Synonyms for philanthropist

someone who makes charitable donations intended to increase human well-being

References in classic literature ?
Quale, with large shining knobs for temples and his hair all brushed to the back of his head, who came in the evening, and told Ada he was a philanthropist, also informed her that he called the matrimonial alliance of Mrs.
Sitting on the deck at Helen's feet she went on turning the pages and reading biographies of bankers, writers, clergymen, sailors, surgeons, judges, professors, statesmen, editors, philanthropists, merchants, and actresses; what clubs they belonged to, where they lived, what games they played, and how many acres they owned.
There are men in the world," Wingrave continued, "called philanthropists, amiable, obese creatures as a rule, whose professed aim in life it is to do as much good as possible.
Not that we are philanthropists, but that we need the investors in our big development scheme.
A pretty spectacle, you philanthropists getting the teamsters down and gouging them.
The last were not England's best men and women; only, perhaps, her best philanthropists.
After property had had its say--a saying that is necessarily ungracious--the various philanthropists stepped forward.

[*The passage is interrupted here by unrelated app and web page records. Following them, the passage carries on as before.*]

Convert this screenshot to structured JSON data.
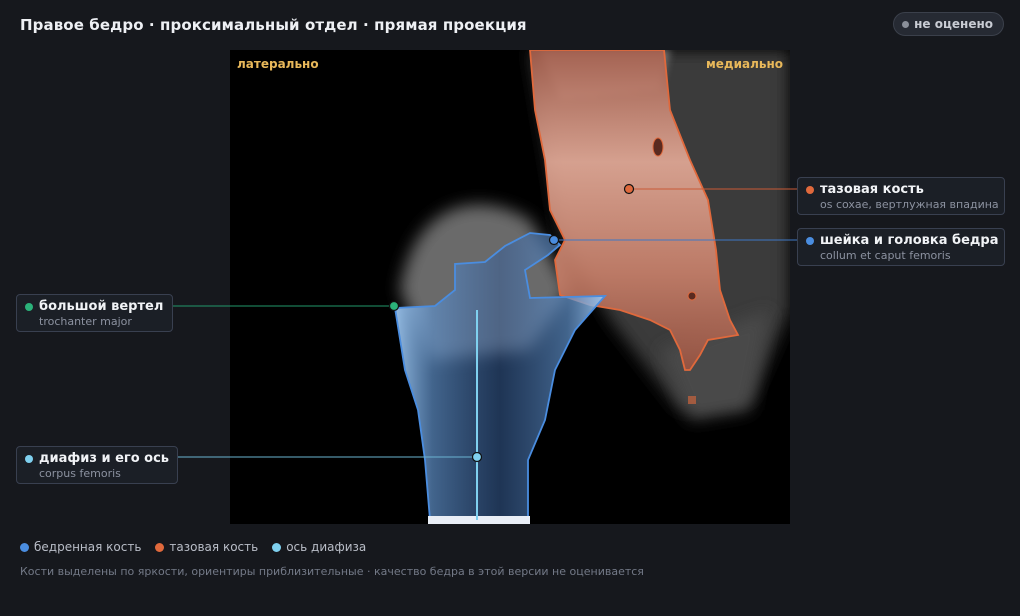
{
  "header": {
    "title": "Правое бедро · проксимальный отдел · прямая проекция",
    "status": "не оценено"
  },
  "viewer": {
    "orientation_left": "латерально",
    "orientation_right": "медиально"
  },
  "landmarks": {
    "pelvis": {
      "name": "тазовая кость",
      "latin": "os coxae, вертлужная впадина",
      "color": "#e0693c"
    },
    "neck": {
      "name": "шейка и головка бедра",
      "latin": "collum et caput femoris",
      "color": "#4a8de0"
    },
    "trochanter": {
      "name": "большой вертел",
      "latin": "trochanter major",
      "color": "#2bb27a"
    },
    "shaft": {
      "name": "диафиз и его ось",
      "latin": "corpus femoris",
      "color": "#7fd0ef"
    }
  },
  "legend": [
    {
      "label": "бедренная кость",
      "color": "#4a8de0"
    },
    {
      "label": "тазовая кость",
      "color": "#e0693c"
    },
    {
      "label": "ось диафиза",
      "color": "#7fd0ef"
    }
  ],
  "footnote": "Кости выделены по яркости, ориентиры приблизительные · качество бедра в этой версии не оценивается"
}
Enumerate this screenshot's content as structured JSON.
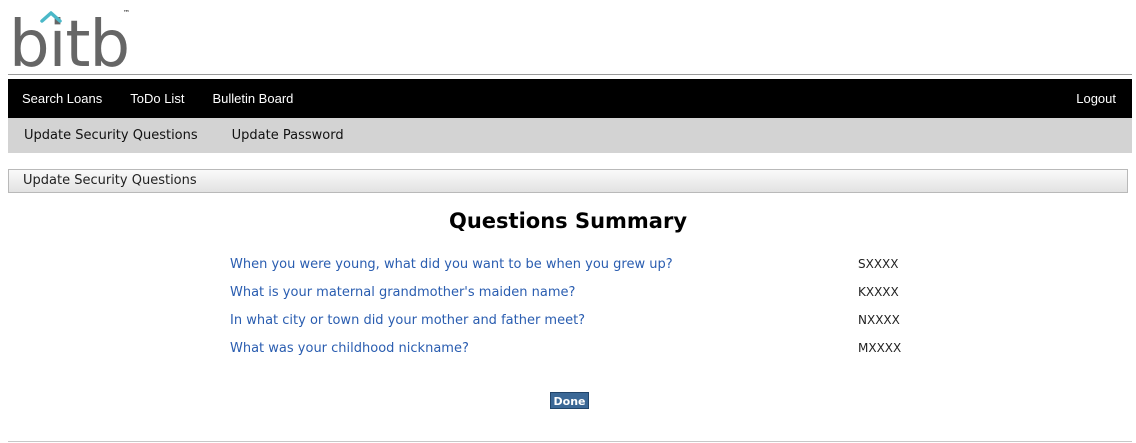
{
  "brand": {
    "logo_text": "bitb",
    "trademark": "™"
  },
  "main_nav": {
    "items": [
      "Search Loans",
      "ToDo List",
      "Bulletin Board"
    ],
    "logout": "Logout"
  },
  "sub_nav": {
    "items": [
      "Update Security Questions",
      "Update Password"
    ]
  },
  "section": {
    "title": "Update Security Questions"
  },
  "summary": {
    "title": "Questions Summary",
    "rows": [
      {
        "question": "When you were young, what did you want to be when you grew up?",
        "answer": "SXXXX"
      },
      {
        "question": "What is your maternal grandmother's maiden name?",
        "answer": "KXXXX"
      },
      {
        "question": "In what city or town did your mother and father meet?",
        "answer": "NXXXX"
      },
      {
        "question": "What was your childhood nickname?",
        "answer": "MXXXX"
      }
    ]
  },
  "actions": {
    "done_label": "Done"
  },
  "colors": {
    "nav_bg": "#000000",
    "subnav_bg": "#d3d3d3",
    "link": "#2a5db0",
    "button_bg": "#3b6896"
  }
}
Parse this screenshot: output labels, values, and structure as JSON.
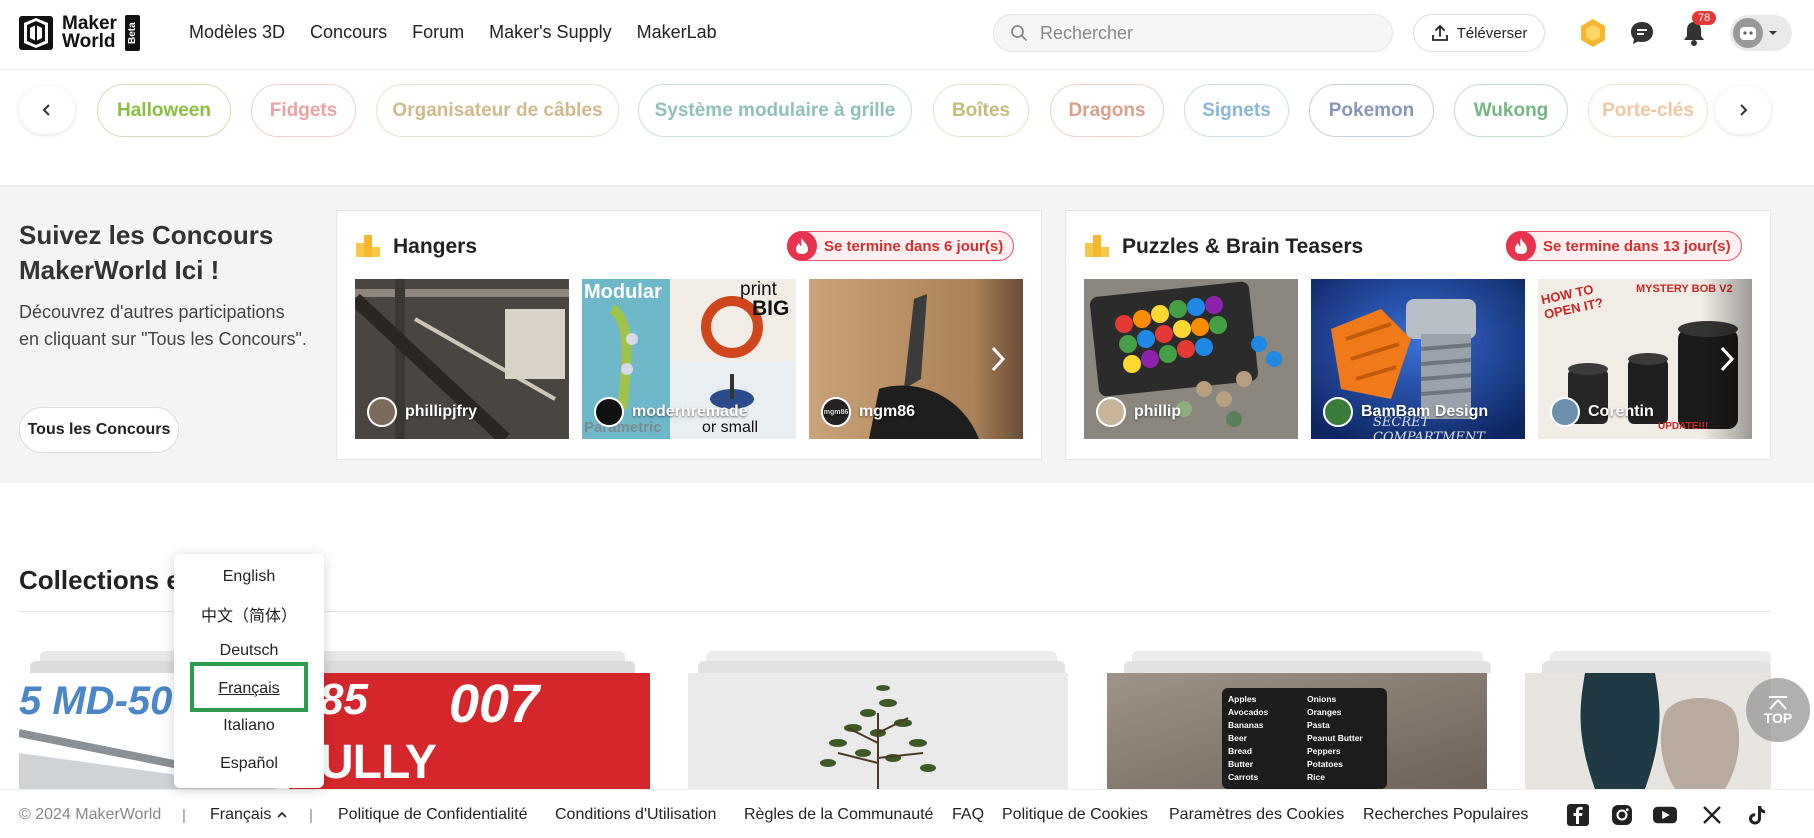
{
  "header": {
    "logo_line1": "Maker",
    "logo_line2": "World",
    "logo_badge": "Beta",
    "nav": [
      "Modèles 3D",
      "Concours",
      "Forum",
      "Maker's Supply",
      "MakerLab"
    ],
    "search_placeholder": "Rechercher",
    "upload_label": "Téléverser",
    "notification_count": "78"
  },
  "tags": {
    "items": [
      {
        "label": "Halloween",
        "color": "#8cbf3f"
      },
      {
        "label": "Fidgets",
        "color": "#e8a3a3"
      },
      {
        "label": "Organisateur de câbles",
        "color": "#d9c59a"
      },
      {
        "label": "Système modulaire à grille",
        "color": "#8fc1ba"
      },
      {
        "label": "Boîtes",
        "color": "#cbc78a"
      },
      {
        "label": "Dragons",
        "color": "#d6a28d"
      },
      {
        "label": "Signets",
        "color": "#8ab7d6"
      },
      {
        "label": "Pokemon",
        "color": "#8896b8"
      },
      {
        "label": "Wukong",
        "color": "#74b784"
      },
      {
        "label": "Porte-clés",
        "color": "#f0c7a0"
      }
    ],
    "prev_icon": "chevron-left-icon",
    "next_icon": "chevron-right-icon"
  },
  "contest": {
    "title": "Suivez les Concours MakerWorld Ici !",
    "description": "Découvrez d'autres participations en cliquant sur \"Tous les Concours\".",
    "button": "Tous les Concours",
    "cards": [
      {
        "title": "Hangers",
        "deadline": "Se termine dans 6 jour(s)",
        "entries": [
          {
            "author": "phillipjfry"
          },
          {
            "author": "modernremade",
            "overlay_top": "Modular",
            "overlay_print": "print",
            "overlay_big": "BIG",
            "overlay_bottom": "Parametric",
            "overlay_small": "or small"
          },
          {
            "author": "mgm86",
            "avatar_text": "mgm86"
          }
        ]
      },
      {
        "title": "Puzzles & Brain Teasers",
        "deadline": "Se termine dans 13 jour(s)",
        "entries": [
          {
            "author": "phillip"
          },
          {
            "author": "BamBam Design",
            "overlay_caption": "SECRET COMPARTMENT"
          },
          {
            "author": "Corentin",
            "overlay_how": "HOW TO OPEN IT?",
            "overlay_mystery": "MYSTERY BOB V2",
            "overlay_update": "UPDATE!!!"
          }
        ]
      }
    ]
  },
  "collections": {
    "title": "Collections e",
    "card1_text": "5 MD-50",
    "card2_text1": "85",
    "card2_text2": "007",
    "card2_text3": "ULLY FUNCTIONAL",
    "grocery_left": [
      "Apples",
      "Avocados",
      "Bananas",
      "Beer",
      "Bread",
      "Butter",
      "Carrots"
    ],
    "grocery_right": [
      "Onions",
      "Oranges",
      "Pasta",
      "Peanut Butter",
      "Peppers",
      "Potatoes",
      "Rice"
    ]
  },
  "language_menu": {
    "items": [
      "English",
      "中文（简体）",
      "Deutsch",
      "Français",
      "Italiano",
      "Español"
    ],
    "selected": "Français"
  },
  "footer": {
    "copyright": "© 2024 MakerWorld",
    "language": "Français",
    "links": [
      "Politique de Confidentialité",
      "Conditions d'Utilisation",
      "Règles de la Communauté",
      "FAQ",
      "Politique de Cookies",
      "Paramètres des Cookies",
      "Recherches Populaires"
    ],
    "social": [
      "facebook-icon",
      "instagram-icon",
      "youtube-icon",
      "x-icon",
      "tiktok-icon"
    ]
  },
  "top_button": "TOP"
}
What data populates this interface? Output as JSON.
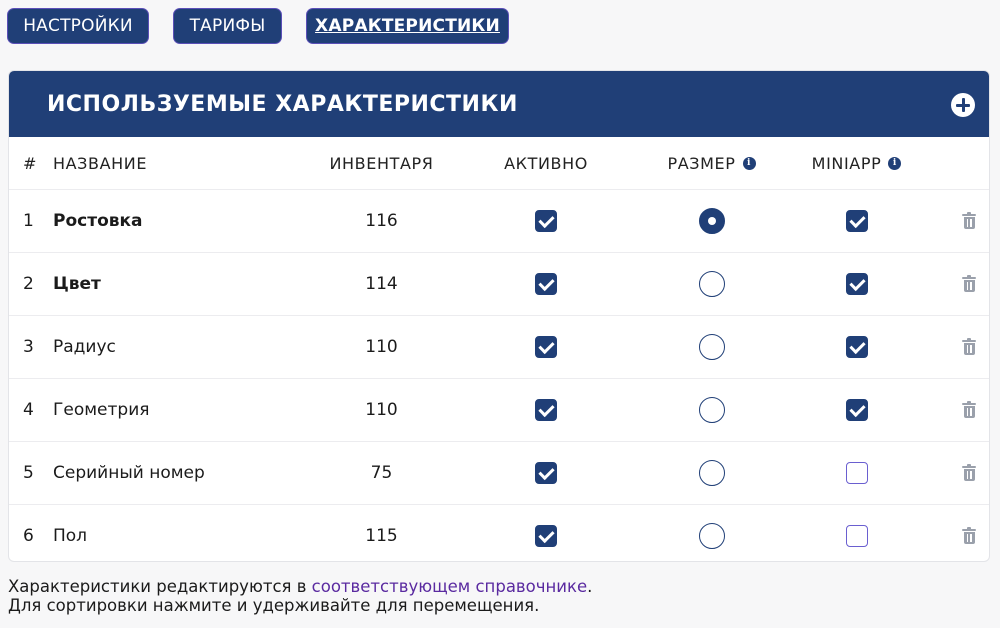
{
  "tabs": [
    {
      "label": "НАСТРОЙКИ",
      "active": false
    },
    {
      "label": "ТАРИФЫ",
      "active": false
    },
    {
      "label": "ХАРАКТЕРИСТИКИ",
      "active": true
    }
  ],
  "card": {
    "title": "ИСПОЛЬЗУЕМЫЕ ХАРАКТЕРИСТИКИ",
    "add_icon": "plus-circle-icon"
  },
  "columns": {
    "num": "#",
    "name": "НАЗВАНИЕ",
    "inventory": "ИНВЕНТАРЯ",
    "active": "АКТИВНО",
    "size": "РАЗМЕР",
    "miniapp": "MINIAPP"
  },
  "rows": [
    {
      "num": "1",
      "name": "Ростовка",
      "bold": true,
      "inventory": "116",
      "active": true,
      "size": true,
      "miniapp": true
    },
    {
      "num": "2",
      "name": "Цвет",
      "bold": true,
      "inventory": "114",
      "active": true,
      "size": false,
      "miniapp": true
    },
    {
      "num": "3",
      "name": "Радиус",
      "bold": false,
      "inventory": "110",
      "active": true,
      "size": false,
      "miniapp": true
    },
    {
      "num": "4",
      "name": "Геометрия",
      "bold": false,
      "inventory": "110",
      "active": true,
      "size": false,
      "miniapp": true
    },
    {
      "num": "5",
      "name": "Серийный номер",
      "bold": false,
      "inventory": "75",
      "active": true,
      "size": false,
      "miniapp": false
    },
    {
      "num": "6",
      "name": "Пол",
      "bold": false,
      "inventory": "115",
      "active": true,
      "size": false,
      "miniapp": false
    }
  ],
  "footer": {
    "line1_prefix": "Характеристики редактируются в ",
    "line1_link": "соответствующем справочнике",
    "line1_suffix": ".",
    "line2": "Для сортировки нажмите и удерживайте для перемещения."
  },
  "colors": {
    "primary": "#203f77",
    "link": "#5a2aa0",
    "checkbox_border": "#6a5fd0",
    "trash": "#9aa0ab"
  }
}
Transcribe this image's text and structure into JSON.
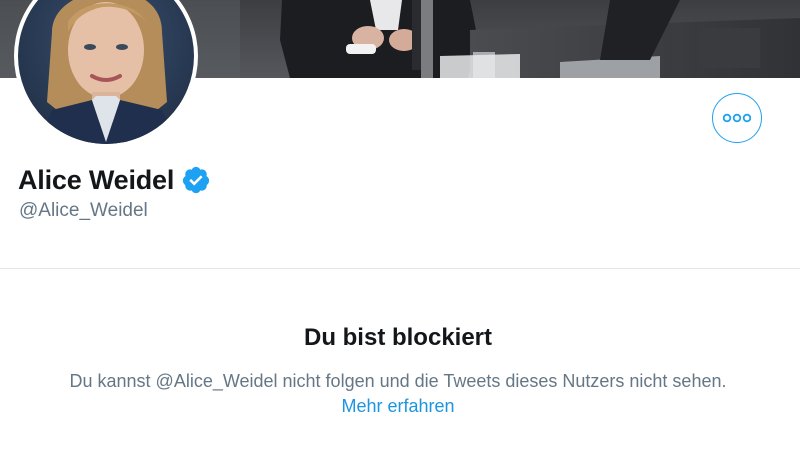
{
  "profile": {
    "display_name": "Alice Weidel",
    "handle": "@Alice_Weidel",
    "verified": true,
    "avatar_icon": "profile-photo",
    "banner_icon": "banner-photo"
  },
  "actions": {
    "more_icon": "more-horizontal-icon"
  },
  "blocked": {
    "title": "Du bist blockiert",
    "description": "Du kannst @Alice_Weidel nicht folgen und die Tweets dieses Nutzers nicht sehen.",
    "learn_more": "Mehr erfahren"
  },
  "colors": {
    "accent": "#1da1f2",
    "link": "#1b95e0",
    "text_primary": "#14171a",
    "text_secondary": "#657786",
    "divider": "#e1e8ed"
  }
}
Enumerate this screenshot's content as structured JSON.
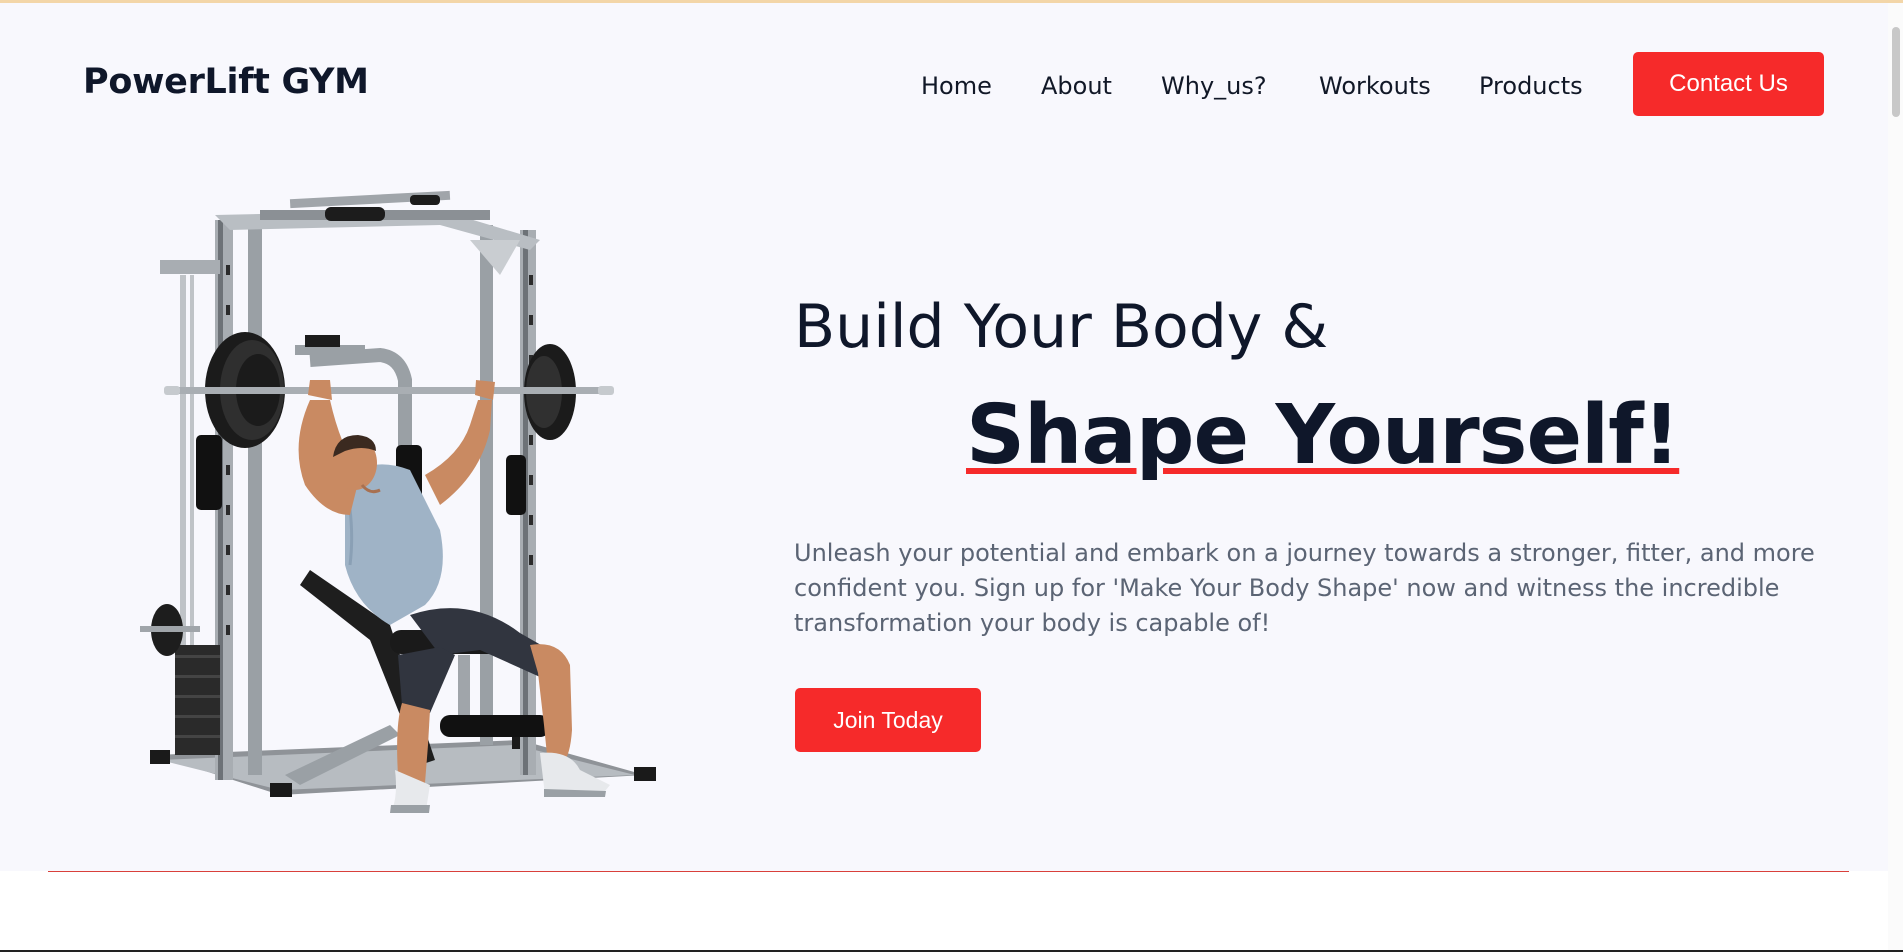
{
  "header": {
    "logo": "PowerLift GYM",
    "nav": [
      "Home",
      "About",
      "Why_us?",
      "Workouts",
      "Products"
    ],
    "contact_label": "Contact Us"
  },
  "hero": {
    "heading_line1": "Build Your Body &",
    "heading_line2": "Shape Yourself!",
    "description": "Unleash your potential and embark on a journey towards a stronger, fitter, and more confident you. Sign up for 'Make Your Body Shape' now and witness the incredible transformation your body is capable of!",
    "cta_label": "Join Today",
    "image_icon": "gym-machine-athlete-illustration"
  },
  "colors": {
    "accent": "#f62a2a",
    "text_dark": "#0f172a",
    "text_muted": "#5b6474",
    "background": "#f8f8fd"
  }
}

We have,"' the old lady read on with a little extra emphasis, '"a meeting of our Convened Chief Composite Committee of Central and District Philanthropists, at our Head Haven as above; and it is their unanimous pleasure that I take the chair.
Philanthropists of both sexes had asked who he was, and on being informed, 'Old Christopher Casby, formerly Town-agent to Lord Decimus Tite Barnacle,' had cried in a rapture of disappointment,
If I can't, I'll save on something else," returned the jocose philanthropist.
You remind me of a story Harry told me about a certain philanthropist who spent twenty years of his life in trying to get some grievance redressed, or some unjust law altered--I forget exactly what it was.
He is a philanthropist," answered the other; "and no doubt his motive in visiting Paris is to compete for the Monthyon prize, given, as you are aware, to whoever shall be proved to have most materially advanced the interests of virtue and humanity.
Really, you are quite a philanthropist, my dear governor, and you will ruin yourself.
The melancholy possibility of having to "kill time" (especially for those who did not care for whist or solitaire) was a vision that haunted her as the spectre of the unemployed haunts the philanthropist.
I believe he is a sort of philanthropist, so Brooke is sure to take him up.